Directed by I. Freleng; Story by Warren Foster; Animation by Gerry Chiniquy, Art Davis, Ben Washam, and Ted Bonnicksen; Layouts by Hawley Pratt; Backgrounds by Irv Wyner; Voice Characterization by Mel Blanc; Musical Direction by Milt Franklyn. A Looney Tune released on October 2, 1954.
During the 50’s there was a time where Mr. Freleng directed some shorts teaching about America’s economic systems. Sponsored by the Sloanne Foundation, all three of them had Sylvester in them to keep them relatively humorous. This is the first of them.
In a German town called Knokwurst-on-der-Rye, (I hear they have good taste) a mouse named Hans has returned from America. His family eager to hear about his trip. It started off simply enough, he greeted his cousin, Willie and they set off to see the sights.

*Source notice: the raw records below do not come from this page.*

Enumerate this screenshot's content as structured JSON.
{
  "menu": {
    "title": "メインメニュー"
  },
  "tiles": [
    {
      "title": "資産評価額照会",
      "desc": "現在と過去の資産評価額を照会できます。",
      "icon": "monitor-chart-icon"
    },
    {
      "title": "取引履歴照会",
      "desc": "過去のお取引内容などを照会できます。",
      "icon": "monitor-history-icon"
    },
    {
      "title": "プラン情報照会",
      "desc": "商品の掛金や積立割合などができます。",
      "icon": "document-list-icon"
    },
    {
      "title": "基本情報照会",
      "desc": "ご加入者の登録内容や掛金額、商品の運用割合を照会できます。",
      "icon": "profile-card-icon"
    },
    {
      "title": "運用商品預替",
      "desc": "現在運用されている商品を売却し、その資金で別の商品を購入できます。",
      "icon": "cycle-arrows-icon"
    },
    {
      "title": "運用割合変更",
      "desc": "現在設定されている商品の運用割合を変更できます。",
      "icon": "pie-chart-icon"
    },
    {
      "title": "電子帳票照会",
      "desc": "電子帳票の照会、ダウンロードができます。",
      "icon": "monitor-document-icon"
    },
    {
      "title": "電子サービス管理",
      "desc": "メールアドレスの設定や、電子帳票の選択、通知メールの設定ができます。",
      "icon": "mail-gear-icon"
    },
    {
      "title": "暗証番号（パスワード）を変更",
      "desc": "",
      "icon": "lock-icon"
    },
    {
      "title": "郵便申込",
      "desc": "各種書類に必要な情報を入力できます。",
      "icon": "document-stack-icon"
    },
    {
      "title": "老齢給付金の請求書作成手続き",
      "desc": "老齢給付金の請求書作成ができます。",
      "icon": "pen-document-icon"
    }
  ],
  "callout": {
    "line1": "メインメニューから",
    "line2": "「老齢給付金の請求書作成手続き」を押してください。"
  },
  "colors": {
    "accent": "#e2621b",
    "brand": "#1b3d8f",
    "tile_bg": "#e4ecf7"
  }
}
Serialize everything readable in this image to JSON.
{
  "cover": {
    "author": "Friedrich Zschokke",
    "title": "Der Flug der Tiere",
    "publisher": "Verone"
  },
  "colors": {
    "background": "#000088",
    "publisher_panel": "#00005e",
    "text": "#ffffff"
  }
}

Hans is amazed by all the technological advancements this new land has compared to what he’s familiar with. Surely, these are all very rich people to be able to afford all these wonderful things. Actually, no. But Willie isn’t exactly the best one to explain how the system works and so they visit a mouse at a university to explain things. Basically, the people who make these products, sell them for cheaper than it costs to make them. In such a competitive market, you have to cut prices to give the customer reason to take your product over theirs. Seeing as a cat is stalking them, the professor (who doesn’t really have a name, so I’m just going to call him that) slams Sylvester’s head in a book before continuing the discussion in a drawer. When the cat peeks in, he burns his whisker on the lighter they were using as a light source and as he goes to put it out, they relocate to a filing cabinet. To continue the discussion, selling things without making a profit, can work to the producers favor. If enough people want to buy his product, then in the end he will still make a good amount of money. Sylvester is able to find them easily, because they foolishly hid in the folder about mice. Luckily for them, it was also clearly about mallets. They hide in a water cooler. Can’t have a meal without a drink right? I like how Sylvester actually bothers to drink all the water he’s emptying to get them out. (No sense in wasting it.) But now he’s too waterlogged to catch up to his prey, and the professor is able to lure him into an open manhole. Hans finishes up his story. (Because I guess he came home after that.) His family now knows the ways of mass production. Correction: they always were quite aware of it. Mice have many offspring, after all.
Hope you aren’t trying to actually learn economics from me. I’m an animation historian/zoologist. I’m just summarizing what I got from this short. If you really want to know more, visit your local library. So you can use their computers to study. In today’s day and age, is there really any point in doing it the old way?